What comes next?
While The Act avoids most of the cuts that were scheduled to take place in 2022, the remaining cuts are still in play for calendar year 2023—an additional 4% to most Medicare payments and 7% for payments under the PFS. It is all but certain that stakeholders will lobby for further delays or elimination of these payment reductions, but Congress historically has not addressed similar issues in a proactive fashion.
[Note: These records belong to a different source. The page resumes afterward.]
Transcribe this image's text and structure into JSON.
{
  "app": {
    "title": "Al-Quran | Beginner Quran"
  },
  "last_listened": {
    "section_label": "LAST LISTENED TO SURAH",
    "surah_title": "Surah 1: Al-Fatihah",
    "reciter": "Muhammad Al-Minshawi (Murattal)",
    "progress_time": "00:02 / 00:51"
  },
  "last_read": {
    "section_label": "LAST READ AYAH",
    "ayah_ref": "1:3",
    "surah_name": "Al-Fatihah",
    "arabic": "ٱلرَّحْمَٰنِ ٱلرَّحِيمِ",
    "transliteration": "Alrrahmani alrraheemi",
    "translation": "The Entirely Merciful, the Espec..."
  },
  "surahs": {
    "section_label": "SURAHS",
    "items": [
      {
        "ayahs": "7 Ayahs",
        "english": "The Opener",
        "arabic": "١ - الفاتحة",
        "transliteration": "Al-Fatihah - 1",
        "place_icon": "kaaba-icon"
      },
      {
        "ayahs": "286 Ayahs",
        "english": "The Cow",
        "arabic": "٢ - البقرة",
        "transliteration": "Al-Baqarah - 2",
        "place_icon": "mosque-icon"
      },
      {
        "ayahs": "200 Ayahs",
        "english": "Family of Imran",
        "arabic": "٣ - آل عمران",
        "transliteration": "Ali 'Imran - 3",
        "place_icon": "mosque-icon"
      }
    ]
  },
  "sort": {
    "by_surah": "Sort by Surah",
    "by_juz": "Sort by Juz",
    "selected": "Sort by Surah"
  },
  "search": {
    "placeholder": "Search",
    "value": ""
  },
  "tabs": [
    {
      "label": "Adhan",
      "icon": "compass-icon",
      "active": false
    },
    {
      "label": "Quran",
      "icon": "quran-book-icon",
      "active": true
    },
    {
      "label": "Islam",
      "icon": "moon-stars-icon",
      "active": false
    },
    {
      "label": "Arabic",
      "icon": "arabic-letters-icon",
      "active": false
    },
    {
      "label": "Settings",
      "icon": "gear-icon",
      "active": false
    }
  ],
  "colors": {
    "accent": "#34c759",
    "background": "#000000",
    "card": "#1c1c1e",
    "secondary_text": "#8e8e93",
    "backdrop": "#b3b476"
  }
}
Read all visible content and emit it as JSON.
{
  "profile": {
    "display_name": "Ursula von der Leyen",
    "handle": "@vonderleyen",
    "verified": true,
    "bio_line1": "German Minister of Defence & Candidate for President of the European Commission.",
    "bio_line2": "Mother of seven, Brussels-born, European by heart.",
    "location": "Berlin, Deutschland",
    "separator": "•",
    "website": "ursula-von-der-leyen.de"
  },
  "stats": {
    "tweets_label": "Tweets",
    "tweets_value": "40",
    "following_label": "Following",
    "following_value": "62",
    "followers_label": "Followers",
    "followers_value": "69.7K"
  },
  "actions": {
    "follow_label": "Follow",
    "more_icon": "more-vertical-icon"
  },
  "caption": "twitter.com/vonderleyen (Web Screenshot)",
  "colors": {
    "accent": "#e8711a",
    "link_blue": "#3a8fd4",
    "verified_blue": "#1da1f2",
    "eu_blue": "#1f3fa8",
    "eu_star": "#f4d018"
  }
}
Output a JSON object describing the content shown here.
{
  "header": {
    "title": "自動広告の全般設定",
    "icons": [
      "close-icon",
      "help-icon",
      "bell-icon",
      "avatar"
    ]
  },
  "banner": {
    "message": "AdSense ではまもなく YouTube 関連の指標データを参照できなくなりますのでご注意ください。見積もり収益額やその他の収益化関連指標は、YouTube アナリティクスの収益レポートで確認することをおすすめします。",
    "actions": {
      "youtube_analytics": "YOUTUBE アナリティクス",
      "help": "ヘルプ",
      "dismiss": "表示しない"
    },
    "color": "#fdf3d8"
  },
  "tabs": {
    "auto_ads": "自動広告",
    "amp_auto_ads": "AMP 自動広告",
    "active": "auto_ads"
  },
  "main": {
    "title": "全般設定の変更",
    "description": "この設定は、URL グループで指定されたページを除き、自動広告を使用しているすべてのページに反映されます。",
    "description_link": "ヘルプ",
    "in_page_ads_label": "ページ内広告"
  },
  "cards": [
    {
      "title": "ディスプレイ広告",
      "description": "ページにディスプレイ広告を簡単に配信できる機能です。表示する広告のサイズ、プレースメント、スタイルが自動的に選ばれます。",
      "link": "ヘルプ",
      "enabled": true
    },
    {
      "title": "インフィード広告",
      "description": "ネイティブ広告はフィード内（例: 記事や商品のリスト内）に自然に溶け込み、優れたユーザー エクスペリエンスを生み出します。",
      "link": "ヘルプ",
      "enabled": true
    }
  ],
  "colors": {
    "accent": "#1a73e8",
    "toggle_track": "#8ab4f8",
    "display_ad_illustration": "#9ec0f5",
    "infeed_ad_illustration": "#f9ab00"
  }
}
Health plans in particular should consider how any potential full or partial extensions of the 3% PFS update may affect provider payments as they develop rates for plans in 2023. Meanwhile, eyes will remain on our nation’s capital to see if federal legislators will pass legislation to avoid these future payment reductions to health plans and providers.
1 The American Medical Association advocated on this issue starting in March 2021. See https://www.ama-assn.org/practice-management/medicare-medicaid/medicare-sequester-stakes-rise-6-doctor-pay-cut-store.
2 S.610, The Protecting Medicare and American Farmers from Sequester Cuts Act, passed December 9, 2021. For more detail, please see https://www.congress.gov/bill/117th-congress/senate-bill/610/text.
3 The Congressional Research Service published a report in May 2021 that addresses this topic. See https://crsreports.congress.gov/product/pdf/R/R45106.
4 For more detail on the physician fee schedule changes in 2021 and federal action to phase in these changes, please see this Milliman article: https://www.milliman.com/-/media/milliman/pdfs/2021-articles/4-8-21-emerging-payment-rates.ashx.
5 As discussed previously, sequestration is not applied to Part D risk corridors, low-income premium and cost-sharing subsidies, or federal reinsurance in Part D.